On top of that, Andrew Yang’s meme game is not the only thing that is on point, as the policy proposals of his party are also a point in favor. In this sense, Yang just proposed the “Data as a property right” policy, which has the goal of protecting the online data of the US citizens and reassuring the ownership of this information by the individuals, not the corporations.
Data Property as a Right
The candidate explains in his proposal that as of now, online data is owned by the people who collect it and they are pretty much allowed to do anything they want with it…. yes, we are looking at you Google, Facebook, Apple, Amazon, and all the tech corporations that benefit from collecting and selling data.
Yang is proposing digital rights that make us wonder: why they don’t exist already? In this sense, the candidate is proposing things like the right to be informed of the data that is being collected from you, and how it will be put to use.
Other rights include:
- The right to opt-out of data collection or sharing
- The right to know if a website has data on you (and type of data specifically)
- The right to ask to have all the data related to you deleted
- The right to know when a data breach occurs as soon as it occurs
- The right to be informed when the ownership of your data switches hands
- The right to download all data in a standardized format

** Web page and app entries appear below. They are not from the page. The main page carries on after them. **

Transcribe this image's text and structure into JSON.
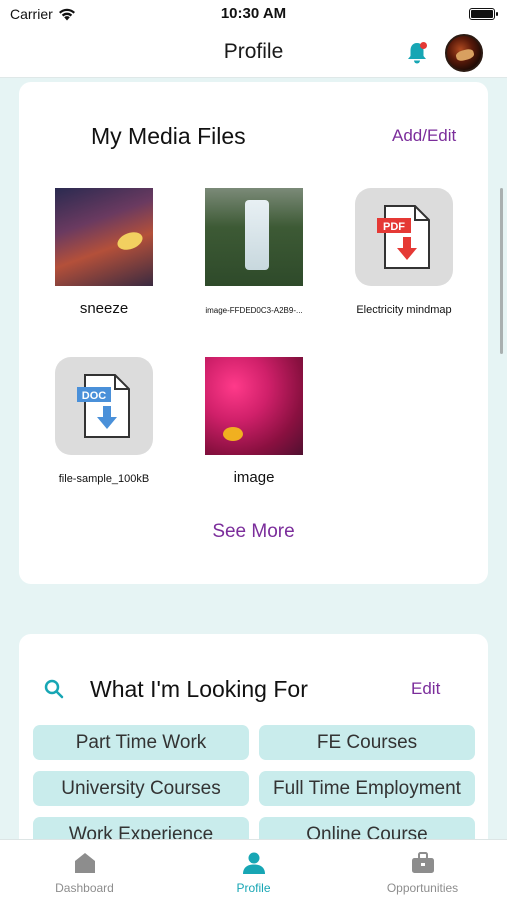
{
  "status_bar": {
    "carrier": "Carrier",
    "time": "10:30 AM"
  },
  "header": {
    "title": "Profile"
  },
  "media_files": {
    "title": "My Media Files",
    "action": "Add/Edit",
    "items": [
      {
        "label": "sneeze",
        "icon": "image-thumbnail"
      },
      {
        "label": "image-FFDED0C3-A2B9-...",
        "icon": "image-thumbnail"
      },
      {
        "label": "Electricity mindmap",
        "icon": "pdf-icon",
        "badge": "PDF"
      },
      {
        "label": "file-sample_100kB",
        "icon": "doc-icon",
        "badge": "DOC"
      },
      {
        "label": "image",
        "icon": "image-thumbnail"
      }
    ],
    "see_more": "See More"
  },
  "looking_for": {
    "title": "What I'm Looking For",
    "action": "Edit",
    "tags": [
      "Part Time Work",
      "FE Courses",
      "University Courses",
      "Full Time Employment",
      "Work Experience",
      "Online Course"
    ]
  },
  "tab_bar": {
    "tabs": [
      {
        "label": "Dashboard",
        "icon": "home-icon"
      },
      {
        "label": "Profile",
        "icon": "person-icon",
        "active": true
      },
      {
        "label": "Opportunities",
        "icon": "briefcase-icon"
      }
    ]
  },
  "colors": {
    "accent": "#17a6b4",
    "link": "#7b2d9b",
    "tag_bg": "#c9ecec",
    "notification": "#e53935"
  }
}
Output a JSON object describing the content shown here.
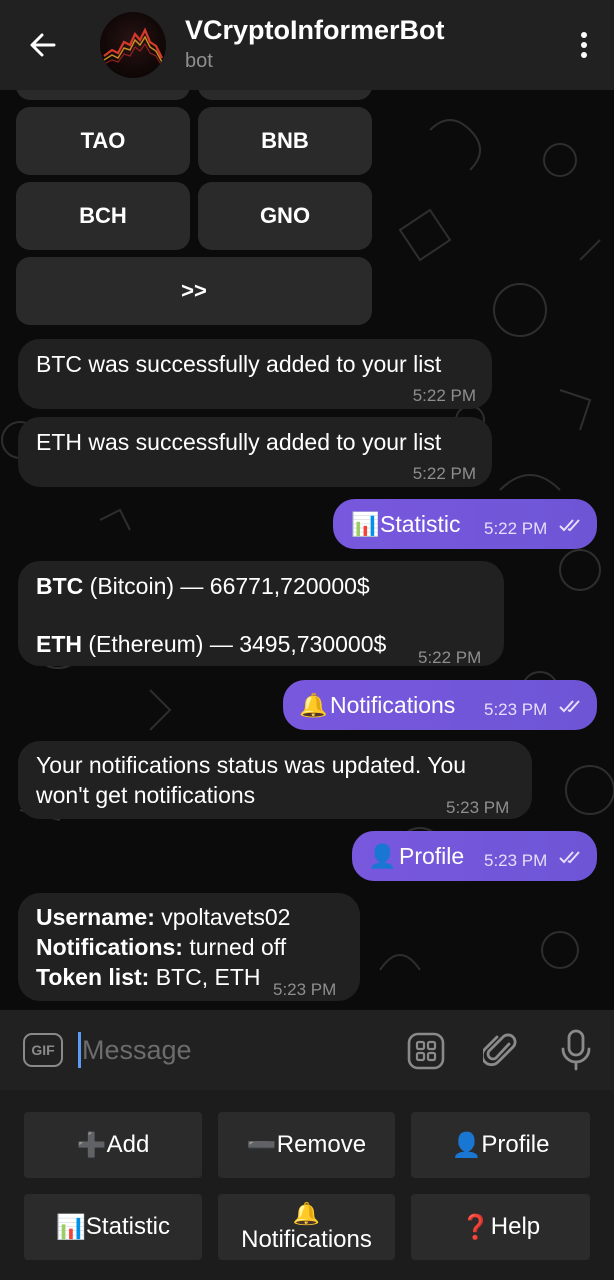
{
  "header": {
    "title": "VCryptoInformerBot",
    "subtitle": "bot"
  },
  "inline_keyboard": {
    "buttons": [
      "TAO",
      "BNB",
      "BCH",
      "GNO",
      ">>"
    ]
  },
  "messages": [
    {
      "dir": "in",
      "text": "BTC was successfully added to your list",
      "time": "5:22 PM"
    },
    {
      "dir": "in",
      "text": "ETH was successfully added to your list",
      "time": "5:22 PM"
    },
    {
      "dir": "out",
      "icon": "📊",
      "text": "Statistic",
      "time": "5:22 PM"
    },
    {
      "dir": "in",
      "line1_bold": "BTC",
      "line1_rest": " (Bitcoin) — 66771,720000$",
      "line2_bold": "ETH",
      "line2_rest": " (Ethereum) — 3495,730000$",
      "time": "5:22 PM"
    },
    {
      "dir": "out",
      "icon": "🔔",
      "text": "Notifications",
      "time": "5:23 PM"
    },
    {
      "dir": "in",
      "line1": "Your notifications status was updated. You",
      "line2": "won't get notifications",
      "time": "5:23 PM"
    },
    {
      "dir": "out",
      "icon": "👤",
      "text": "Profile",
      "time": "5:23 PM"
    },
    {
      "dir": "in",
      "line1_bold": "Username:",
      "line1_rest": " vpoltavets02",
      "line2_bold": "Notifications:",
      "line2_rest": " turned off",
      "line3_bold": "Token list:",
      "line3_rest": " BTC, ETH",
      "time": "5:23 PM"
    }
  ],
  "composer": {
    "gif_label": "GIF",
    "placeholder": "Message"
  },
  "reply_keyboard": {
    "add": {
      "icon": "➕",
      "label": "Add"
    },
    "remove": {
      "icon": "➖",
      "label": "Remove"
    },
    "profile": {
      "icon": "👤",
      "label": "Profile"
    },
    "statistic": {
      "icon": "📊",
      "label": "Statistic"
    },
    "notifications": {
      "icon": "🔔",
      "label": "Notifications"
    },
    "help": {
      "icon": "❓",
      "label": "Help"
    }
  },
  "colors": {
    "outgoing_bubble": "#7457d9",
    "incoming_bubble": "#212121",
    "header_bg": "#212121",
    "caret": "#5e9bf2"
  }
}
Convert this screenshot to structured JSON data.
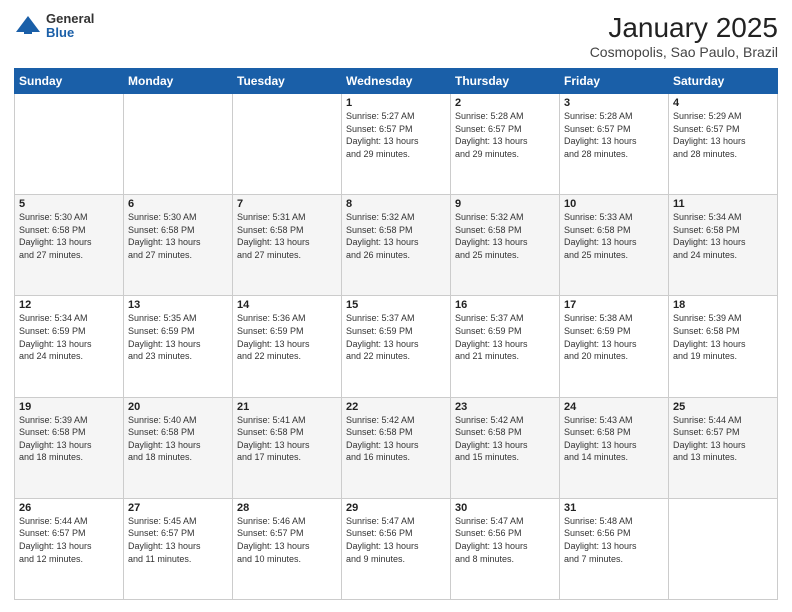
{
  "logo": {
    "general": "General",
    "blue": "Blue"
  },
  "title": "January 2025",
  "subtitle": "Cosmopolis, Sao Paulo, Brazil",
  "days_header": [
    "Sunday",
    "Monday",
    "Tuesday",
    "Wednesday",
    "Thursday",
    "Friday",
    "Saturday"
  ],
  "weeks": [
    [
      {
        "day": "",
        "info": ""
      },
      {
        "day": "",
        "info": ""
      },
      {
        "day": "",
        "info": ""
      },
      {
        "day": "1",
        "info": "Sunrise: 5:27 AM\nSunset: 6:57 PM\nDaylight: 13 hours\nand 29 minutes."
      },
      {
        "day": "2",
        "info": "Sunrise: 5:28 AM\nSunset: 6:57 PM\nDaylight: 13 hours\nand 29 minutes."
      },
      {
        "day": "3",
        "info": "Sunrise: 5:28 AM\nSunset: 6:57 PM\nDaylight: 13 hours\nand 28 minutes."
      },
      {
        "day": "4",
        "info": "Sunrise: 5:29 AM\nSunset: 6:57 PM\nDaylight: 13 hours\nand 28 minutes."
      }
    ],
    [
      {
        "day": "5",
        "info": "Sunrise: 5:30 AM\nSunset: 6:58 PM\nDaylight: 13 hours\nand 27 minutes."
      },
      {
        "day": "6",
        "info": "Sunrise: 5:30 AM\nSunset: 6:58 PM\nDaylight: 13 hours\nand 27 minutes."
      },
      {
        "day": "7",
        "info": "Sunrise: 5:31 AM\nSunset: 6:58 PM\nDaylight: 13 hours\nand 27 minutes."
      },
      {
        "day": "8",
        "info": "Sunrise: 5:32 AM\nSunset: 6:58 PM\nDaylight: 13 hours\nand 26 minutes."
      },
      {
        "day": "9",
        "info": "Sunrise: 5:32 AM\nSunset: 6:58 PM\nDaylight: 13 hours\nand 25 minutes."
      },
      {
        "day": "10",
        "info": "Sunrise: 5:33 AM\nSunset: 6:58 PM\nDaylight: 13 hours\nand 25 minutes."
      },
      {
        "day": "11",
        "info": "Sunrise: 5:34 AM\nSunset: 6:58 PM\nDaylight: 13 hours\nand 24 minutes."
      }
    ],
    [
      {
        "day": "12",
        "info": "Sunrise: 5:34 AM\nSunset: 6:59 PM\nDaylight: 13 hours\nand 24 minutes."
      },
      {
        "day": "13",
        "info": "Sunrise: 5:35 AM\nSunset: 6:59 PM\nDaylight: 13 hours\nand 23 minutes."
      },
      {
        "day": "14",
        "info": "Sunrise: 5:36 AM\nSunset: 6:59 PM\nDaylight: 13 hours\nand 22 minutes."
      },
      {
        "day": "15",
        "info": "Sunrise: 5:37 AM\nSunset: 6:59 PM\nDaylight: 13 hours\nand 22 minutes."
      },
      {
        "day": "16",
        "info": "Sunrise: 5:37 AM\nSunset: 6:59 PM\nDaylight: 13 hours\nand 21 minutes."
      },
      {
        "day": "17",
        "info": "Sunrise: 5:38 AM\nSunset: 6:59 PM\nDaylight: 13 hours\nand 20 minutes."
      },
      {
        "day": "18",
        "info": "Sunrise: 5:39 AM\nSunset: 6:58 PM\nDaylight: 13 hours\nand 19 minutes."
      }
    ],
    [
      {
        "day": "19",
        "info": "Sunrise: 5:39 AM\nSunset: 6:58 PM\nDaylight: 13 hours\nand 18 minutes."
      },
      {
        "day": "20",
        "info": "Sunrise: 5:40 AM\nSunset: 6:58 PM\nDaylight: 13 hours\nand 18 minutes."
      },
      {
        "day": "21",
        "info": "Sunrise: 5:41 AM\nSunset: 6:58 PM\nDaylight: 13 hours\nand 17 minutes."
      },
      {
        "day": "22",
        "info": "Sunrise: 5:42 AM\nSunset: 6:58 PM\nDaylight: 13 hours\nand 16 minutes."
      },
      {
        "day": "23",
        "info": "Sunrise: 5:42 AM\nSunset: 6:58 PM\nDaylight: 13 hours\nand 15 minutes."
      },
      {
        "day": "24",
        "info": "Sunrise: 5:43 AM\nSunset: 6:58 PM\nDaylight: 13 hours\nand 14 minutes."
      },
      {
        "day": "25",
        "info": "Sunrise: 5:44 AM\nSunset: 6:57 PM\nDaylight: 13 hours\nand 13 minutes."
      }
    ],
    [
      {
        "day": "26",
        "info": "Sunrise: 5:44 AM\nSunset: 6:57 PM\nDaylight: 13 hours\nand 12 minutes."
      },
      {
        "day": "27",
        "info": "Sunrise: 5:45 AM\nSunset: 6:57 PM\nDaylight: 13 hours\nand 11 minutes."
      },
      {
        "day": "28",
        "info": "Sunrise: 5:46 AM\nSunset: 6:57 PM\nDaylight: 13 hours\nand 10 minutes."
      },
      {
        "day": "29",
        "info": "Sunrise: 5:47 AM\nSunset: 6:56 PM\nDaylight: 13 hours\nand 9 minutes."
      },
      {
        "day": "30",
        "info": "Sunrise: 5:47 AM\nSunset: 6:56 PM\nDaylight: 13 hours\nand 8 minutes."
      },
      {
        "day": "31",
        "info": "Sunrise: 5:48 AM\nSunset: 6:56 PM\nDaylight: 13 hours\nand 7 minutes."
      },
      {
        "day": "",
        "info": ""
      }
    ]
  ]
}
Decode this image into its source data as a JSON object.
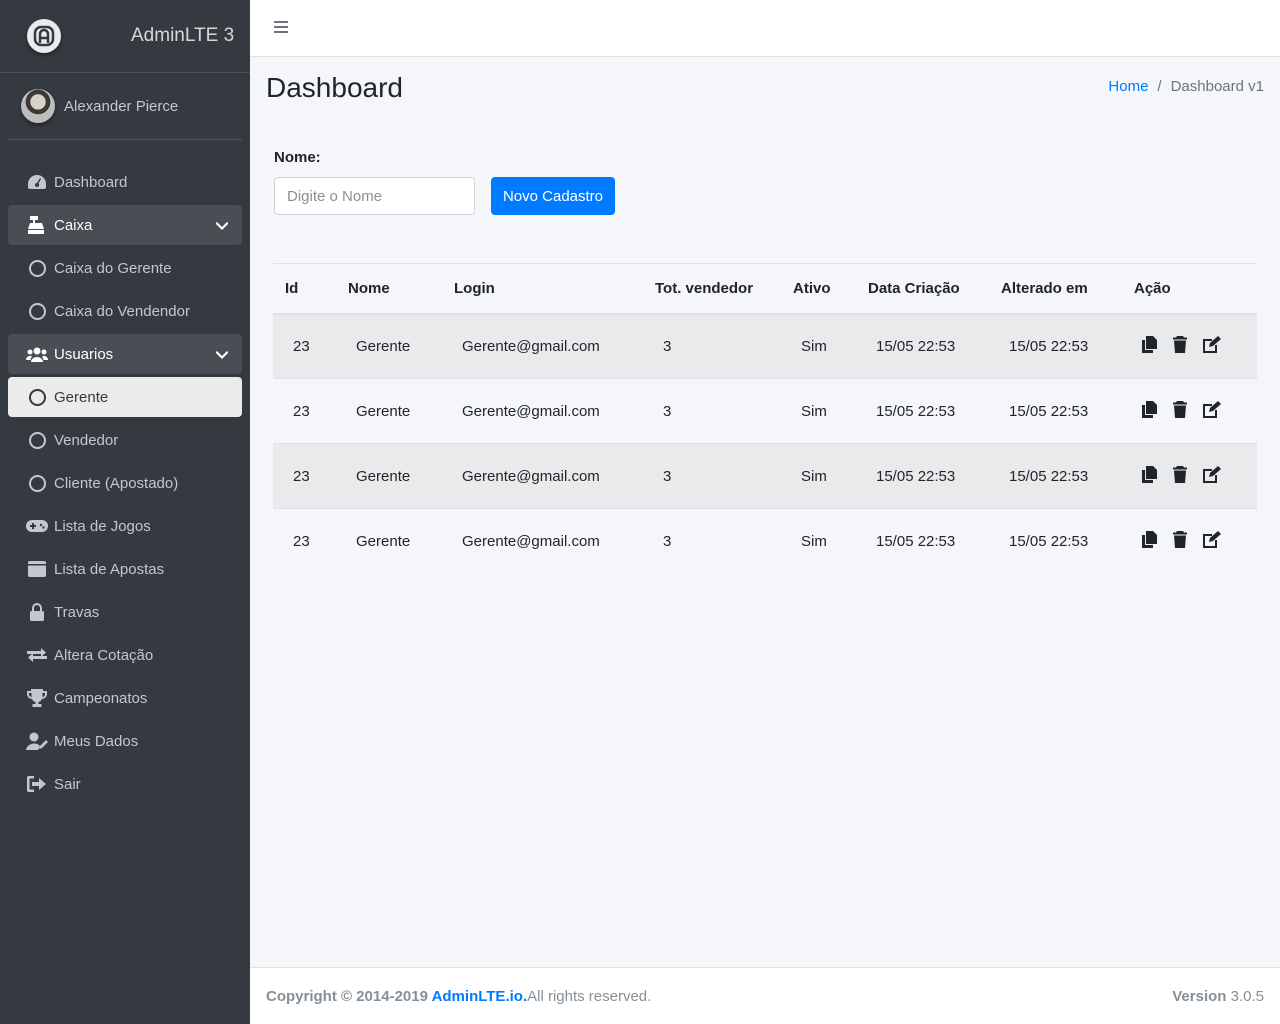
{
  "brand": {
    "name": "AdminLTE 3"
  },
  "user": {
    "name": "Alexander Pierce"
  },
  "sidebar": {
    "items": [
      {
        "label": "Dashboard",
        "icon": "dashboard-gauge-icon"
      },
      {
        "label": "Caixa",
        "icon": "cash-register-icon"
      },
      {
        "label": "Caixa do Gerente",
        "icon": "circle-icon"
      },
      {
        "label": "Caixa do Vendendor",
        "icon": "circle-icon"
      },
      {
        "label": "Usuarios",
        "icon": "users-icon"
      },
      {
        "label": "Gerente",
        "icon": "circle-icon"
      },
      {
        "label": "Vendedor",
        "icon": "circle-icon"
      },
      {
        "label": "Cliente (Apostado)",
        "icon": "circle-icon"
      },
      {
        "label": "Lista de Jogos",
        "icon": "gamepad-icon"
      },
      {
        "label": "Lista de Apostas",
        "icon": "wallet-icon"
      },
      {
        "label": "Travas",
        "icon": "lock-icon"
      },
      {
        "label": "Altera Cotação",
        "icon": "exchange-icon"
      },
      {
        "label": "Campeonatos",
        "icon": "trophy-icon"
      },
      {
        "label": "Meus Dados",
        "icon": "user-edit-icon"
      },
      {
        "label": "Sair",
        "icon": "sign-out-icon"
      }
    ]
  },
  "header": {
    "title": "Dashboard",
    "breadcrumb": {
      "home": "Home",
      "separator": "/",
      "current": "Dashboard v1"
    }
  },
  "form": {
    "label": "Nome:",
    "placeholder": "Digite o Nome",
    "value": "",
    "button": "Novo Cadastro"
  },
  "table": {
    "headers": [
      "Id",
      "Nome",
      "Login",
      "Tot. vendedor",
      "Ativo",
      "Data Criação",
      "Alterado em",
      "Ação"
    ],
    "rows": [
      [
        "23",
        "Gerente",
        "Gerente@gmail.com",
        "3",
        "Sim",
        "15/05 22:53",
        "15/05 22:53"
      ],
      [
        "23",
        "Gerente",
        "Gerente@gmail.com",
        "3",
        "Sim",
        "15/05 22:53",
        "15/05 22:53"
      ],
      [
        "23",
        "Gerente",
        "Gerente@gmail.com",
        "3",
        "Sim",
        "15/05 22:53",
        "15/05 22:53"
      ],
      [
        "23",
        "Gerente",
        "Gerente@gmail.com",
        "3",
        "Sim",
        "15/05 22:53",
        "15/05 22:53"
      ]
    ]
  },
  "footer": {
    "copyright": "Copyright © 2014-2019 ",
    "link": "AdminLTE.io.",
    "rights": "All rights reserved.",
    "version_label": "Version",
    "version": "3.0.5"
  },
  "colors": {
    "sidebar": "#343a40",
    "primary": "#007bff",
    "content_bg": "#f4f6f9"
  }
}
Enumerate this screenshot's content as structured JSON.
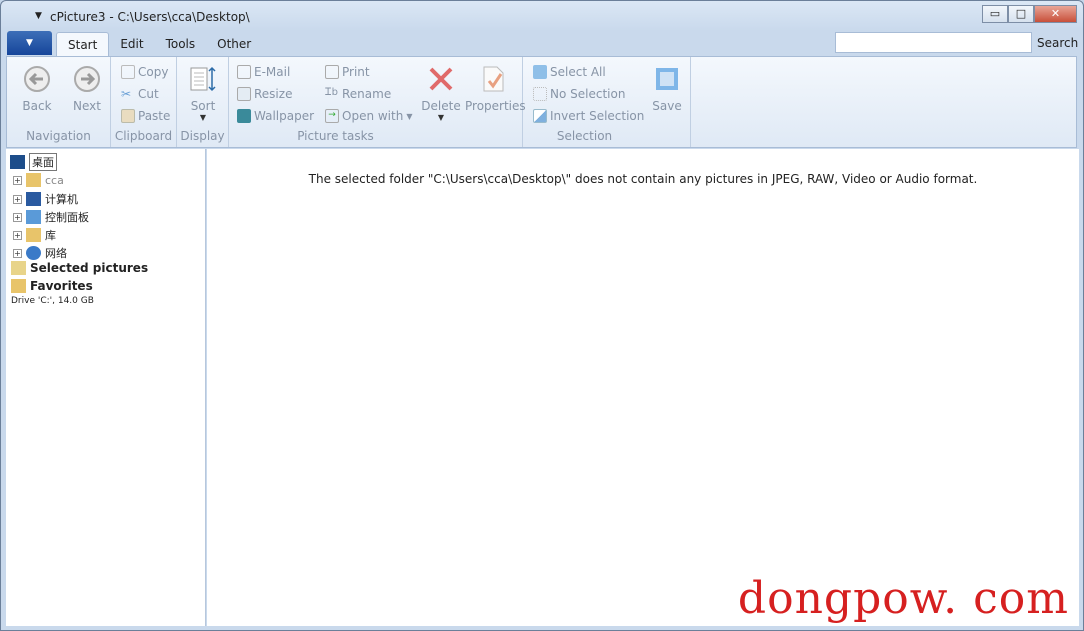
{
  "window": {
    "title": "cPicture3 - C:\\Users\\cca\\Desktop\\",
    "minimize": "▭",
    "maximize": "□",
    "close": "✕"
  },
  "tabs": [
    {
      "label": "Start"
    },
    {
      "label": "Edit"
    },
    {
      "label": "Tools"
    },
    {
      "label": "Other"
    }
  ],
  "search": {
    "label": "Search",
    "value": ""
  },
  "ribbon": {
    "navigation": {
      "label": "Navigation",
      "back": "Back",
      "next": "Next"
    },
    "clipboard": {
      "label": "Clipboard",
      "copy": "Copy",
      "cut": "Cut",
      "paste": "Paste"
    },
    "display": {
      "label": "Display",
      "sort": "Sort"
    },
    "picture_tasks": {
      "label": "Picture tasks",
      "email": "E-Mail",
      "resize": "Resize",
      "wallpaper": "Wallpaper",
      "print": "Print",
      "rename": "Rename",
      "open_with": "Open with",
      "delete": "Delete",
      "properties": "Properties"
    },
    "selection": {
      "label": "Selection",
      "select_all": "Select All",
      "no_selection": "No Selection",
      "invert": "Invert Selection"
    },
    "save": "Save"
  },
  "tree": {
    "root": "桌面",
    "items": [
      "cca",
      "计算机",
      "控制面板",
      "库",
      "网络"
    ],
    "selected_pictures": "Selected pictures",
    "favorites": "Favorites",
    "drive": "Drive 'C:', 14.0 GB"
  },
  "main": {
    "message": "The selected folder \"C:\\Users\\cca\\Desktop\\\" does not contain any pictures in JPEG, RAW, Video or Audio format."
  },
  "watermark": "dongpow. com"
}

This policy seems to resonate a lot with the GPDR law that already protects the data of the European Union citizens, which ultimately can be a good thing if done right. Many other candidates could take note of Yang’s proposal since in this ever-growing digital world these rights are becoming a clear need.